Lesson 4: Trump sucks, but let’s narrow it down.
Trump’s biggest strength comes from his biggest weakness; each scandal waters down the weight of them all. He’s talented at changing the subject and making even the most well-informed voter spin their wheels at the amount of destruction going on. In 2016 Hillary tried to attack too many things at once. It came out jumbled and Trump easily escaped by moving on and deflecting. In 2012 the Republicans watered themselves down by inventing continuous fake scandals: Obama will use the UN to take over the US, Obama will banish the dollar, Obama will plant computer chips in our necks to track us, “You didn’t build that” etcetera. Romney crushed himself in a debate by lamenting over the semantics of calling something an “act of terror” vs “an act of terrorism.” These attacks were for the base, but undecided voters had at least enough brains to know what was fake. Whether you’re a candidate debating Trump, or someone telling all your Facebook friends about why you’re voting for someone, you’ll need to be succinct. Trump told women of color to “go back to their own countries.” Trump used Ukraine to interfere in the election. Trump has dumped democratic allies in favor of totalitarian dictatorships. Two or three big topics is all we need. Maybe even just one; after all “but her emails” was enough to get Trump into office.

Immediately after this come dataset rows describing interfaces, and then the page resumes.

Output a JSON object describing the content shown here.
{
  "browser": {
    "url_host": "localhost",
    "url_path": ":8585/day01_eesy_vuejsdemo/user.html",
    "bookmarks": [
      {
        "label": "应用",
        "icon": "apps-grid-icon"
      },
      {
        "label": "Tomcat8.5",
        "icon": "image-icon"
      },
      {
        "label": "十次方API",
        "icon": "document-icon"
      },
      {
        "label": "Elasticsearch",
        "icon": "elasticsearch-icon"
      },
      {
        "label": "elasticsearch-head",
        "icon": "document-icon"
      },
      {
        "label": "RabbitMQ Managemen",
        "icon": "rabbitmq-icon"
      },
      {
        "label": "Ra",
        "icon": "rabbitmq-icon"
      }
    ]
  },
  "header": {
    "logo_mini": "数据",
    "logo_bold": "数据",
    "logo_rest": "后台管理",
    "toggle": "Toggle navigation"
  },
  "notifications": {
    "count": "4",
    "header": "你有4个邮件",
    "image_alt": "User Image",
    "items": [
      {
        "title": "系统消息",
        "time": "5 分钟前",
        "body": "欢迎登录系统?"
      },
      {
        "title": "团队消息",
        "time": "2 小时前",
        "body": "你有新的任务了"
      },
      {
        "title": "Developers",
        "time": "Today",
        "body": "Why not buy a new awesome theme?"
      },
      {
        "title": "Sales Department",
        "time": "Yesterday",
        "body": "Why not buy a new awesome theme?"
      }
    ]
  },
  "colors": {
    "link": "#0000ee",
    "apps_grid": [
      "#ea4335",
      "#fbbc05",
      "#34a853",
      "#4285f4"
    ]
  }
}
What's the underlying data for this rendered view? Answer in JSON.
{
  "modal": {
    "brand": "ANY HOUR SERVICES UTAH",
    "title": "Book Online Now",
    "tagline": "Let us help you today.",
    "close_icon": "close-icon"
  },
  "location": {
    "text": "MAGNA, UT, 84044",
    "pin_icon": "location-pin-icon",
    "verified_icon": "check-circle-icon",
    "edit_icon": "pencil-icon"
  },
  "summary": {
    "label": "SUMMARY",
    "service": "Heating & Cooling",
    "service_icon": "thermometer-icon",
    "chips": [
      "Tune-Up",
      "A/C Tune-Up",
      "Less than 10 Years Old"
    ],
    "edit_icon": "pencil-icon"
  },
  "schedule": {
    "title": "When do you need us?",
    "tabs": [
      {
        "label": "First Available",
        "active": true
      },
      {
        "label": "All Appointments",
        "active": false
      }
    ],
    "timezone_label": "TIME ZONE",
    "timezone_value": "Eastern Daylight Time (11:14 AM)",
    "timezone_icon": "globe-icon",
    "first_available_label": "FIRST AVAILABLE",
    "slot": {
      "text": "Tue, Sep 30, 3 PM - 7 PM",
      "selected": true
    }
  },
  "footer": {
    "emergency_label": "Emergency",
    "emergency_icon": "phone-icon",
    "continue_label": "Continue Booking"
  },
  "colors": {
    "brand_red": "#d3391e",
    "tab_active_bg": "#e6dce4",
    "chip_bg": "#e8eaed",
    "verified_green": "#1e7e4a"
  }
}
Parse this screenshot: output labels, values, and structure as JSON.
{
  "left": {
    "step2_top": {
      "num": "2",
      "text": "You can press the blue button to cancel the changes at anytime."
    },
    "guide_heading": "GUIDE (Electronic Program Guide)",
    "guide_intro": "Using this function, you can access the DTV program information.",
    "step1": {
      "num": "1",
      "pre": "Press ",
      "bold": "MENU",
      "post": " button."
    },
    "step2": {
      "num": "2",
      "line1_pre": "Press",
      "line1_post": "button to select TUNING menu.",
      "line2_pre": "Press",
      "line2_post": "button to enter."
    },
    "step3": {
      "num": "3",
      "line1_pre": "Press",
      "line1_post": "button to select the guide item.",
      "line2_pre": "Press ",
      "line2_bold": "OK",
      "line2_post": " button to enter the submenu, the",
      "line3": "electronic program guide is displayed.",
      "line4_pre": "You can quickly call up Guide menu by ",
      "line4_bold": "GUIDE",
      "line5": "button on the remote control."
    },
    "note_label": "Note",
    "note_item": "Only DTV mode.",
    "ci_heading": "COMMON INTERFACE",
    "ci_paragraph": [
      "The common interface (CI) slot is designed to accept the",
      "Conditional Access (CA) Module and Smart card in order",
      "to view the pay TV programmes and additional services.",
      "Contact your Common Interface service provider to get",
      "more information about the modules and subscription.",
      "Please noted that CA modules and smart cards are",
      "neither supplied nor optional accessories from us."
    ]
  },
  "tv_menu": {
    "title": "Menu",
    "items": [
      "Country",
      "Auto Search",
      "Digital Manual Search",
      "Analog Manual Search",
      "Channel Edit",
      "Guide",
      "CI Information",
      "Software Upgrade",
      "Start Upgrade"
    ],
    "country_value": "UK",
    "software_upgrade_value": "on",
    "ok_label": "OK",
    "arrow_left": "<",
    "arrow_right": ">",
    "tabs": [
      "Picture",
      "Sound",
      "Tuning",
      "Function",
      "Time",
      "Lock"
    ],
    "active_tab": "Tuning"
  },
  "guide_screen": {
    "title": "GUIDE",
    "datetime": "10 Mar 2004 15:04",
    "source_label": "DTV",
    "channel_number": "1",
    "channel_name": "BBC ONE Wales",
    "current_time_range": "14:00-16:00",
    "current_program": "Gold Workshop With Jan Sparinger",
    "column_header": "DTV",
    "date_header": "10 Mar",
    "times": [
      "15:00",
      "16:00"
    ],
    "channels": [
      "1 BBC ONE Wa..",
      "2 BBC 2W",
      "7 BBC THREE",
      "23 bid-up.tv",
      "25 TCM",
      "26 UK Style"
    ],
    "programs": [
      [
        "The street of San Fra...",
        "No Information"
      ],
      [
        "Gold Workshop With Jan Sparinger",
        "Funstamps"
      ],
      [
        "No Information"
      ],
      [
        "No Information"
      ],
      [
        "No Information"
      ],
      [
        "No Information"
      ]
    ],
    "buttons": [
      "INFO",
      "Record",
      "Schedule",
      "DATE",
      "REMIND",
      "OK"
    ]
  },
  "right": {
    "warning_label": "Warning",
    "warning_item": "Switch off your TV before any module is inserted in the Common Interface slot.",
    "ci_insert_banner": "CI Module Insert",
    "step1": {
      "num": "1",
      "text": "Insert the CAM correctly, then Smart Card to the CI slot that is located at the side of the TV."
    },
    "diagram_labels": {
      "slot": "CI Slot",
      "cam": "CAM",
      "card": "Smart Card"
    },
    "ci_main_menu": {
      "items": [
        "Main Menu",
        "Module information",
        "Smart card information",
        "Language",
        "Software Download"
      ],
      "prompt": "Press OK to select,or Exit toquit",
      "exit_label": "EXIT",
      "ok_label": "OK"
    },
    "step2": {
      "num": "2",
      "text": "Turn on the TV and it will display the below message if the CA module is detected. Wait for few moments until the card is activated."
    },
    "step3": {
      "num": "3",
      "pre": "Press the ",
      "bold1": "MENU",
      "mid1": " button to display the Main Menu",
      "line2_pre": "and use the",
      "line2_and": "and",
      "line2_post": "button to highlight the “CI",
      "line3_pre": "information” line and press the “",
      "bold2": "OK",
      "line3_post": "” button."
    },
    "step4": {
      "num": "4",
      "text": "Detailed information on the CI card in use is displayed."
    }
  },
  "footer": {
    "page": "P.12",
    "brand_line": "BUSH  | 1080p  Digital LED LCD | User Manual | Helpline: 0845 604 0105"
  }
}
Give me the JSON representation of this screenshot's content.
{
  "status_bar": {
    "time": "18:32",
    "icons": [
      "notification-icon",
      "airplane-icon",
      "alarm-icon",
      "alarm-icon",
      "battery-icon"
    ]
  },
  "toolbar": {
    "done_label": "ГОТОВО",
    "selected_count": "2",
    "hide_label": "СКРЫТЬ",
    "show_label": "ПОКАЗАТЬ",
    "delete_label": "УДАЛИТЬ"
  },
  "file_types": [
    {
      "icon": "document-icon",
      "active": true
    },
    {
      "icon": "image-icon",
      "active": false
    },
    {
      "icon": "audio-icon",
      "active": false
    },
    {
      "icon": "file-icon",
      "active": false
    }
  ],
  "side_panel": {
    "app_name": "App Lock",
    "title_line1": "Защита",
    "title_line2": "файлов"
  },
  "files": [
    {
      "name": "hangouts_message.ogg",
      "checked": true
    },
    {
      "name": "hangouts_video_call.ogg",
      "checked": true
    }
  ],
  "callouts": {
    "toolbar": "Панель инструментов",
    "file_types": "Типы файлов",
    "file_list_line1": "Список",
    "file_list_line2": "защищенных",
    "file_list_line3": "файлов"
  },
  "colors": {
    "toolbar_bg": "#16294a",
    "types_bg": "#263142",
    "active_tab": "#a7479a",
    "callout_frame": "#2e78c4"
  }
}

My favorite moment of 2012 was seeing the smug look on Gregg’s face quickly disappear. Unfortunately, he got the last laugh in 2016, as did all Trumpers. If we’re not able to learn the right lessons and apply the right tactics, we’re staring down another four (or more) years of futility.